Just about that time, the owner/chef of our clean little diner stepped into the room and all of us turned toward him. The portly man had the same round face as the waitress, except where hers was open and laughing, his was pinched with an angry scowl and lowered, glowering eyes. He didn’t say anything to the girl, just motioned with a little waving flick of his hand for her to hurry up.
“Be right there, Uncle Brett.” She turned back to us as he retreated into his kitchen. Standing there with her pen poised over her notepad, she smiled conspiratorially at me, pointed across the street with her chin and said sotto voiced, “So, that’s what I recommend.” Her eyes sparkled. “They’ve got a killer chicken fried steak and Ms. Porter makes the most wonderful gravy in the world.”
I looked across the street at their full parking lot, then glanced at our lone car sitting in the lot of the cafe looking like a lonely fourth cousin at a family reunion. My attention shifted back to our waitress. “Uncle?”
She looked over her shoulder toward the kitchen, then leaned in to whisper, “He takes all my tips and keeps them for himself.

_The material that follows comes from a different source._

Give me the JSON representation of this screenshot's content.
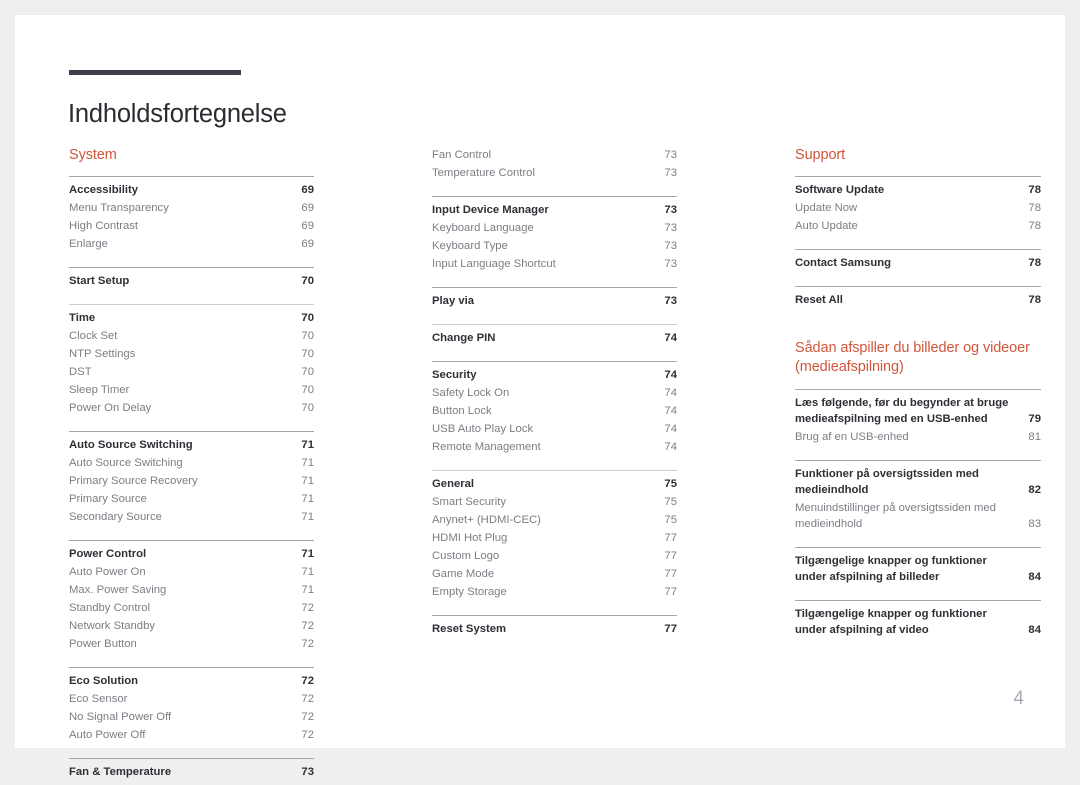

I’m only here for another two weeks then I’m outta here.”
I nodded, stood up thanked her quietly, then sauntered over to the crowded restaurant where I had the most mouth watering chicken fried steak and gravy I’d ever tasted.
And that my friends, is exactly where I get the kinds of characters for my books, such as Credo’s Hope, that have my readers writing to say they wish they could actually be friends with my main protagonist, Alexandra Wolfe and her friends who help turn Alex’s everyday life as a detective upside down.